A Cessna C-172 training aircraft has crashed in Lebanon’s mountainous Keserwan district on Thursday, killing all three passengers onboard, according to local reports.
The news follows a slew of similar and unfortunate crash incidents within the last seven days.
The aircraft, registered to flight training academy ‘Open Sky Aviation’, took off from Beirut Airport about 1:30pm local time on Thursday.
However, according to the nations’ civil aviation authority, just 20 minutes later the aircraft crashed near the village of Ghosta, in Lebanon’s mountainous Keserwan district.
Preliminary reports indicated all three passengers, identified as Captain George Chirickdjian, the pilot of the flight, along with siblings Hadi and Joel Moussa, died on impact.
‘Open Sky Aviation’ is a flight training organisation, accredited by the Directorate General of Civil Aviation at the Beirut Rafic Hariri International Airport.
The company did not respond to requests for comment, but the public works transport minister has formed a committee to investigate the crash.
A local resident from the area, Ziad Maalouf, told Reuters, “It was very foggy in the area … the airplane hit rocks above a house. After hearing the bang, we ran out and we saw the remains of the people.”
A source at the Beirut airport told The961 that there are two potential causes for the accident, one being a “visibility issue”, due to weather conditions.
The source said when reports from the Air Traffic Control are released, they will be able to identify if the pilot made a mayday or distress call before the incident.
This incident follows a week of multiple unfortunate and fatal aircraft crashes.

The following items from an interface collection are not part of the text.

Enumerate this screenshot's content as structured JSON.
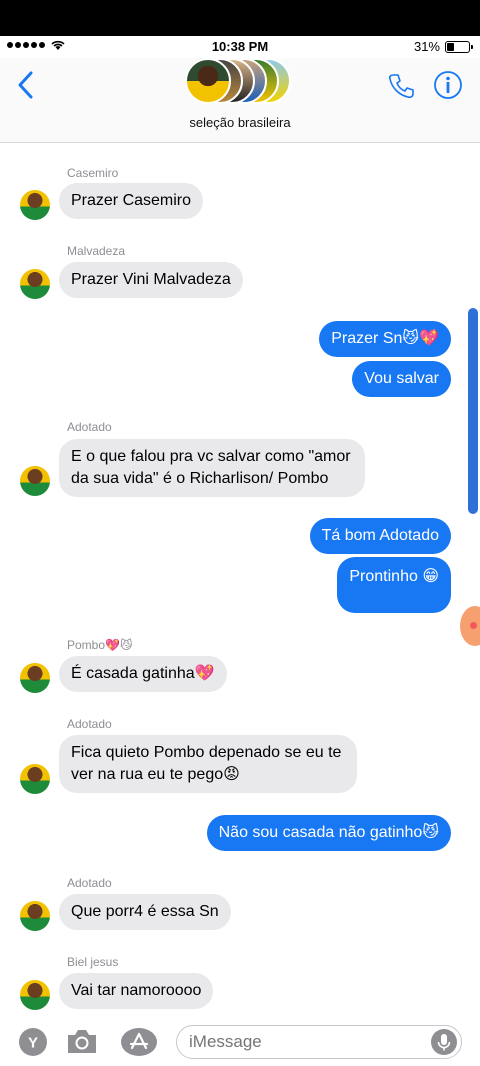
{
  "status_bar": {
    "time": "10:38 PM",
    "battery": "31%",
    "battery_level": 0.31
  },
  "header": {
    "group_name": "seleção brasileira",
    "back_icon": "chevron-left-icon",
    "call_icon": "phone-icon",
    "info_icon": "info-icon"
  },
  "messages": [
    {
      "side": "in",
      "sender": "Casemiro",
      "text": "Prazer Casemiro"
    },
    {
      "side": "in",
      "sender": "Malvadeza",
      "text": "Prazer Vini Malvadeza"
    },
    {
      "side": "out",
      "text": "Prazer Sn😼💖"
    },
    {
      "side": "out",
      "text": "Vou salvar"
    },
    {
      "side": "in",
      "sender": "Adotado",
      "text": "E o que falou pra vc salvar como \"amor da sua vida\" é o Richarlison/ Pombo"
    },
    {
      "side": "out",
      "text": "Tá bom Adotado"
    },
    {
      "side": "out",
      "text": "Prontinho 😁"
    },
    {
      "side": "in",
      "sender": "Pombo💖😼",
      "text": "É casada gatinha💖"
    },
    {
      "side": "in",
      "sender": "Adotado",
      "text": "Fica quieto Pombo depenado se eu te ver na rua eu te pego😡"
    },
    {
      "side": "out",
      "text": "Não sou casada não gatinho😼"
    },
    {
      "side": "in",
      "sender": "Adotado",
      "text": "Que porr4 é essa Sn"
    },
    {
      "side": "in",
      "sender": "Biel jesus",
      "text": "Vai tar namoroooo"
    }
  ],
  "input": {
    "placeholder": "iMessage"
  },
  "colors": {
    "accent": "#1877f2",
    "incoming_bubble": "#e9e9eb",
    "outgoing_bubble": "#1877f2"
  }
}
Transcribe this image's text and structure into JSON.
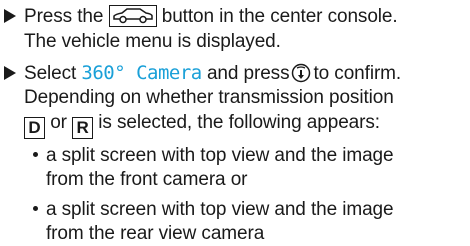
{
  "step1": {
    "part1": "Press the",
    "part2": "button in the center console.",
    "part3": "The vehicle menu is displayed.",
    "car_button_icon": "car-icon"
  },
  "step2": {
    "part1": "Select",
    "menu_term": "360° Camera",
    "part2": "and press",
    "part3": "to confirm.",
    "controller_icon": "controller-press-icon",
    "line2": "Depending on whether transmission position",
    "gear_d": "D",
    "mid": "or",
    "gear_r": "R",
    "line3_end": "is selected, the following appears:"
  },
  "bullets": [
    {
      "line1": "a split screen with top view and the image",
      "line2": "from the front camera or"
    },
    {
      "line1": "a split screen with top view and the image",
      "line2": "from the rear view camera"
    }
  ],
  "colors": {
    "menu_term": "#1aa0d8",
    "text": "#1a1a1a"
  }
}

Last weekend, a Philippine Air Force Lockheed C-130 carrying troops crashed in one of the country’s southern islands, killing 53 confirmed passengers so far.
The C-130 Hercules transport aircraft was flying from Laguindingan to Jolo carrying 92 people in total, most of whom were military personnel, when it overshot the runway at Jolo Airport in the province of Sulu, failing to touch down and regain power before it crashed into trees and caught fire at nearby Patikul.
On Wednesday, another disaster was reported, as an Antonov An-26 passenger aircraft crashed in the Kamchatka Peninsula in Russia’s far east, with all 28 people on board feared dead, according to local authorities.
The Soviet-era twin-engine turboprop aircraft, registered RA-26085, was performing flight PTK-251 from regional capital Petropavlovsk-Kamchatsky to a small village in the peninsula’s north, Palana, when it is said to have lost contact with air traffic control minutes before its scheduled landing.
Last year, the number of people killed in large commercial aircraft crashes rose, despite major reductions in travel – 299 passengers died worldwide, equating to one fatal crash every 3.7 million flights, up from fatal accidents per million in 2019, according to Aviation consulting firm To70.